In a group of 432 infection-naïve patients with rheumatoid arthritis, ankylosing spondylitis and other rheumatic diseases, those treated with methotrexate and anti-CD20 therapies – but not prednisone or TNF inhibitor – had significantly lower seroconversion rates after their first vaccination compared to patients off treatment and healthy controls, the Dutch study found.

“After the second vaccination, seroconversion exceeded 80% in all patient treatment subgroups [without previous COVID-19 infection], except among those treated with anti-CD20 therapies,” the study authors wrote.

“The bottom line is [these patients] really need that second vaccine dose,” Professor Wong told Rheumatology Republic.

In July, Professor Wong published an update for rheumatologists summarising the limited but growing evidence on vaccinating patients with autoimmune inflammatory rheumatic diseases against covid, as well as influenza and herpes zoster, in the Asia-Pacific region.

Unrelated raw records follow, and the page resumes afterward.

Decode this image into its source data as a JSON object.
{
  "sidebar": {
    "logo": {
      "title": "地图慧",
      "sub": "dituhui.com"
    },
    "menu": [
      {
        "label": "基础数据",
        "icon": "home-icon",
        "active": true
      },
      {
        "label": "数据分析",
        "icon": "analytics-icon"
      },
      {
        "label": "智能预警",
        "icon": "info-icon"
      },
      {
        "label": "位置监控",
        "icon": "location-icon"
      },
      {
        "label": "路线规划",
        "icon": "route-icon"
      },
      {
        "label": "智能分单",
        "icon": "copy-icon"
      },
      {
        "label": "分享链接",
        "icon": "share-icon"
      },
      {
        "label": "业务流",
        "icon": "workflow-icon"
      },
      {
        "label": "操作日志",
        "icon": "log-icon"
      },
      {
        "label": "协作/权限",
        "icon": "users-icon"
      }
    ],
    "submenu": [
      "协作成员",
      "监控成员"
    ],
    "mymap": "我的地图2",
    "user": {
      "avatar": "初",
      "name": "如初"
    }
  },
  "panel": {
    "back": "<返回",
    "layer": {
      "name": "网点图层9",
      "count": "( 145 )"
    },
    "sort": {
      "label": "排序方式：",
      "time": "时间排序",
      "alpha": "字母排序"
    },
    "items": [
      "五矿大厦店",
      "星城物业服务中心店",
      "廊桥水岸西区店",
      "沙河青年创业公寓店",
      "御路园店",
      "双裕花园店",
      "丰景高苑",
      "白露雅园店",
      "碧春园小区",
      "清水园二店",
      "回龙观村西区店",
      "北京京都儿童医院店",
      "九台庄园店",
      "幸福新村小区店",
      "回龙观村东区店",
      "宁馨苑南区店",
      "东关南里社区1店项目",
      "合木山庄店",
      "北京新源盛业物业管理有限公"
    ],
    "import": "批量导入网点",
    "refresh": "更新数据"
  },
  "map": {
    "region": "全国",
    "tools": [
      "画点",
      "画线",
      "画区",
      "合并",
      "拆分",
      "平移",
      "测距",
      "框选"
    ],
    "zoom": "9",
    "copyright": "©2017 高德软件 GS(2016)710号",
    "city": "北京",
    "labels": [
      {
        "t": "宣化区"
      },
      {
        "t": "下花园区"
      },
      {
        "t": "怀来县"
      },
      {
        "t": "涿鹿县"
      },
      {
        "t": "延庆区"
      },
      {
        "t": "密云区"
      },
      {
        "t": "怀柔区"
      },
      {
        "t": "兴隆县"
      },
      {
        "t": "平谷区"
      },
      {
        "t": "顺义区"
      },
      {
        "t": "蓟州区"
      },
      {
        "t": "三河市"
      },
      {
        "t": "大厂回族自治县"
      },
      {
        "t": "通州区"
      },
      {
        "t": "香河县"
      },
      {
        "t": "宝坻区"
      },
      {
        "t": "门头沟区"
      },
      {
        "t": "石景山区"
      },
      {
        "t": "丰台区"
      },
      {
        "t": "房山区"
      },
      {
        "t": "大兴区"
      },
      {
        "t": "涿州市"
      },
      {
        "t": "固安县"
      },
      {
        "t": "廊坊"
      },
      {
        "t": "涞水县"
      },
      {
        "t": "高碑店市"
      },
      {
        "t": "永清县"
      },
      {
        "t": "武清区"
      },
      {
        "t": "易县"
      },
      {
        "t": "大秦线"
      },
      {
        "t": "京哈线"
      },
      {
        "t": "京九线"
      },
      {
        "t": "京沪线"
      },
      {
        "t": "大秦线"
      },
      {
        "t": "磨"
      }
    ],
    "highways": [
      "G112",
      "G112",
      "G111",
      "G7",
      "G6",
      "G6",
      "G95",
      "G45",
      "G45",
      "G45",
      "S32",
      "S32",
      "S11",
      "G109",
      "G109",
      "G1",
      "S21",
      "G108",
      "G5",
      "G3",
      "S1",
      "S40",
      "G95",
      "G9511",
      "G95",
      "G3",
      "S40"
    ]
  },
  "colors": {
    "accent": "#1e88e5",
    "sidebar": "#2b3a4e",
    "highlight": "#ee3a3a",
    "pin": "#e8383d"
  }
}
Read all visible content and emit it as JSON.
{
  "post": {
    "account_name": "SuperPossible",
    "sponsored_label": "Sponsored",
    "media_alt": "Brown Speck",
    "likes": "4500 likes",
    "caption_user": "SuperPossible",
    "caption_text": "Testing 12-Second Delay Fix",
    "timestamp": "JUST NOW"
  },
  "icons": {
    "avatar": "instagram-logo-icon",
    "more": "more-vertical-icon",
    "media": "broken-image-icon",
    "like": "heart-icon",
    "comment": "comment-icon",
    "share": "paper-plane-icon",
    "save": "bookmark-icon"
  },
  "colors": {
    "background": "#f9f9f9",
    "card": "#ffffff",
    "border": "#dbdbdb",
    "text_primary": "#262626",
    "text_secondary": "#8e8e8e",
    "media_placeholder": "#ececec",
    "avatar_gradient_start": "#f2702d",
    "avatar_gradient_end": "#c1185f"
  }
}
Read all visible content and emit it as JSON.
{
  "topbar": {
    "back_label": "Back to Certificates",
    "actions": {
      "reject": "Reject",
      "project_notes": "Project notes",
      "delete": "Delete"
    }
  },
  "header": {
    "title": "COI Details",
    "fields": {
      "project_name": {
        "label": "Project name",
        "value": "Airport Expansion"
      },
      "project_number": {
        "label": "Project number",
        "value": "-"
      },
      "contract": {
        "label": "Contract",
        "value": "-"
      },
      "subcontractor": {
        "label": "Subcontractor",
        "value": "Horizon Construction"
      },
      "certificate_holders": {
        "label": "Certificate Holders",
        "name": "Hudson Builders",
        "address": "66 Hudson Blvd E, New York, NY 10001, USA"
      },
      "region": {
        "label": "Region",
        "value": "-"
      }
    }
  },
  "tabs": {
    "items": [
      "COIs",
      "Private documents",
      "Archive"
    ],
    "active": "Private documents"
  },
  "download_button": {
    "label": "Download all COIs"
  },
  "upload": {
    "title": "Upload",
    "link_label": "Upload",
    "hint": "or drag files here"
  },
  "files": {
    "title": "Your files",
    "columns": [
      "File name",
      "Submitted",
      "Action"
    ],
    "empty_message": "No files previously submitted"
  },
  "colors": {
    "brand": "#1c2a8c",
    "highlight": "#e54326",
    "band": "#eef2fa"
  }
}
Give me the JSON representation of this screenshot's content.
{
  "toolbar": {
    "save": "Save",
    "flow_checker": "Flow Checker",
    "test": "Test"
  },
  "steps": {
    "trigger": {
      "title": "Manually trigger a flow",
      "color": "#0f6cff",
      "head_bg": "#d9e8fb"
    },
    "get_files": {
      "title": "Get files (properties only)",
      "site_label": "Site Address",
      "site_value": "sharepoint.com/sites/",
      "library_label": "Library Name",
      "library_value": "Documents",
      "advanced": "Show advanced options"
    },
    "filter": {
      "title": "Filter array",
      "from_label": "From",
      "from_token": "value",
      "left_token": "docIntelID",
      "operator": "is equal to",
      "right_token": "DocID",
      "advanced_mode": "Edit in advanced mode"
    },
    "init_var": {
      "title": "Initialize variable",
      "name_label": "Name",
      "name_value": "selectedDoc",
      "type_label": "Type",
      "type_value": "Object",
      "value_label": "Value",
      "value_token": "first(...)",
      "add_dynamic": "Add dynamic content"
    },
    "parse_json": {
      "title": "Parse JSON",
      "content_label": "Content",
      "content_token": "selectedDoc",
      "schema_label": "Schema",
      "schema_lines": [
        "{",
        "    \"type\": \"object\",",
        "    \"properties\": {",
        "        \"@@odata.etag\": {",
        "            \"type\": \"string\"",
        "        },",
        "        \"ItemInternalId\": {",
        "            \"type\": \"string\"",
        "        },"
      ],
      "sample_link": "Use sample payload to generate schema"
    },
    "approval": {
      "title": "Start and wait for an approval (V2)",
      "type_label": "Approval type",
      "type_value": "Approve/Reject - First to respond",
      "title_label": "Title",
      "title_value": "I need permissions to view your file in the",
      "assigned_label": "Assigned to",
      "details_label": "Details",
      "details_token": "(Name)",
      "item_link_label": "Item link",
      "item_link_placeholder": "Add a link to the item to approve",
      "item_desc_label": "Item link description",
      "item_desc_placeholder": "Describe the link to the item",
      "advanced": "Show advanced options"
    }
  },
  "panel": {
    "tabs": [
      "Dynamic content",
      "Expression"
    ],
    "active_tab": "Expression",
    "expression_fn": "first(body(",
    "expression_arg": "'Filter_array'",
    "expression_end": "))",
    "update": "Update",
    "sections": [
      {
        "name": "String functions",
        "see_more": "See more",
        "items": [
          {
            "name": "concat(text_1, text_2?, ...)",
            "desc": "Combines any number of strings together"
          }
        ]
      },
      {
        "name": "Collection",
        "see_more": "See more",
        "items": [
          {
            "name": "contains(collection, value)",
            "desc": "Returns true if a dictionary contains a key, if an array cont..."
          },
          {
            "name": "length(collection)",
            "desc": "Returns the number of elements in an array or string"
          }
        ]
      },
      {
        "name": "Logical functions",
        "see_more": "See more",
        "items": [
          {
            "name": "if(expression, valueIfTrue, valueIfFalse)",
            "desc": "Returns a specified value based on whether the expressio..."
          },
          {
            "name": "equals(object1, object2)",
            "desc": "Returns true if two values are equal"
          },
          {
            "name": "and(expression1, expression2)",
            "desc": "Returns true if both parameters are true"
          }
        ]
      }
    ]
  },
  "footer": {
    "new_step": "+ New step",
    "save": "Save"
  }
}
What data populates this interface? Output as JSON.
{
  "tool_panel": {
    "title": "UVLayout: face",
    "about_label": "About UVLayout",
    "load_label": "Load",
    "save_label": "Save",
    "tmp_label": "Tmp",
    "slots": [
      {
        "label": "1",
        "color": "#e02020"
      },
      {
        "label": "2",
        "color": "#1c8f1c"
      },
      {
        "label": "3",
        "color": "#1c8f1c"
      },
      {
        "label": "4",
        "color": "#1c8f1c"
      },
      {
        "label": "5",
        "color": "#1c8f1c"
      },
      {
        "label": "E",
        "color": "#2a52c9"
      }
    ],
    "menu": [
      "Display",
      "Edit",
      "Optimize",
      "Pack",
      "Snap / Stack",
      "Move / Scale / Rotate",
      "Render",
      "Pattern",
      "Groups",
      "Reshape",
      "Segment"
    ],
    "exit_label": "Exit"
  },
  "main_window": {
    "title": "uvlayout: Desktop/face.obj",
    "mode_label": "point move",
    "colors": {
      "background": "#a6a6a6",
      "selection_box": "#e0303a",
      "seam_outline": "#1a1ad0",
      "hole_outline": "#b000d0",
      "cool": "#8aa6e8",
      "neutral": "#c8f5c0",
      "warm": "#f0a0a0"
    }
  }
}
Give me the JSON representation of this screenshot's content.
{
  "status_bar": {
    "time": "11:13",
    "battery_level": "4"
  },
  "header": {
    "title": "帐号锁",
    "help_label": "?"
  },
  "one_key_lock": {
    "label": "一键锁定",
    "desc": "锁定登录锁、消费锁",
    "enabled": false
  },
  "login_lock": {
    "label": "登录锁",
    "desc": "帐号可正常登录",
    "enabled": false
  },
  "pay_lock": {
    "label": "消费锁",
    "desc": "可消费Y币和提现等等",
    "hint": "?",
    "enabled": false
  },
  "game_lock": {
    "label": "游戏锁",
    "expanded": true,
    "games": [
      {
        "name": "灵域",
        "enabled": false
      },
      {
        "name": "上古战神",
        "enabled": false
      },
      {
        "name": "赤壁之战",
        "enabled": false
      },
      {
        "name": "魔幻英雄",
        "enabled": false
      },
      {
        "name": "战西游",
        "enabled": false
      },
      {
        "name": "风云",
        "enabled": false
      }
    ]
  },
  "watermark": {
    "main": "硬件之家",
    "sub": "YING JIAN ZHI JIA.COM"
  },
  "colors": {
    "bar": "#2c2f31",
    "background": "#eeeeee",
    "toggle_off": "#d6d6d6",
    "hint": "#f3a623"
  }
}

He said the two new European studies add to this evidence base, although each study had its limitations. The UK study had very few rheumatology-type patients as most participants were diagnosed with rare autoimmune disorders such as anti-GBM disease and ANCA-associated vasculitis.

Professor Wong also said while B-cell depleting rituximab “wipes out” vaccination responses, it was reassuring that most other modes of immunosuppression were associated with reasonable post-vaccination T and B-cell responses – although only handful of patients in the UK study were on conventional therapies, such as methotrexate, or biologics.

Also, despite good antibody levels in immunosuppressed patients, no cell-based assays were done in either study to test whether detected antibodies neutralised SARS-CoV-2, Professor Wong noted on Tuesday.

Meanwhile, new data just released in the New England Journal of Medicine has reported on the impacts of a booster shot in a small placebo-controlled clinical trial involving 120 solid organ transplant recipients on immunosuppressive therapy.

Half received a third dose of the Moderna vaccine two months after their second dose, with the other half getting a saline placebo. Those receiving the booster had substantially higher immunogenicity than the placebo group, as determined by levels of antibodies, neutralising activity and T-cell response. However, the follow-up was short and the study wasn’t powered to detect differences in clinical outcomes.

The Canadian team concluded that the “third dose was safe when risk versus benefit was considered” and that “a third-dose booster Covid-19 vaccine should be considered, in conjunction with regulatory approval, for transplant recipients who have received two doses of mRNA-1273 [Moderna vaccine]”.

Also published in NEJM, a French study of 101 immunosuppressed solid-organ transplant recipients who received a third dose of the BNT162b2 (Pfizer-BioNTech) vaccine has found the booster shot “significantly improved the immunogenicity of the vaccine” when antibody levels were measured a month later.

“Among the 59 patients who had been seronegative before the third dose, 26 (44%) were seropositive at 4 weeks after the third dose,” the French authors reported.   

The French National Authority for Health had already recommended the use of a third dose in immunosuppressed patients, based on earlier reports. 

The results of these studies coincide with a small, retrospective case series, published on medRxiv but not yet peer reviewed, examining clinical characteristics of autoimmune rheumatic disease patients who contracted covid after vaccination.

All but one of the 16 Boston-based patients with breakthrough infections after two vaccine doses were symptomatic. Most cases were not severe and managed as outpatients, but six required hospitalisation and two deaths resulted. Both those patients had previously received rituximab and had severe interstitial lung disease.

“Additional studies are urgently needed to estimate the risk of breakthrough infections among systemic autoimmune rheumatic disease patients and to evaluate the efficacy of booster vaccines and other strategies for DMARD users with poor immunologic response to COVID-19 vaccination,” the authors concluded.


Ann Rheum Dis 2021, 6 Aug

Lancet Rheumatol 2021, 6 Aug

NEJM 2021, 11 Aug

NEJM 2021, 12 Aug

medRxiv 2021, 5 Aug

End of content

No more pages to load

Log In Register ×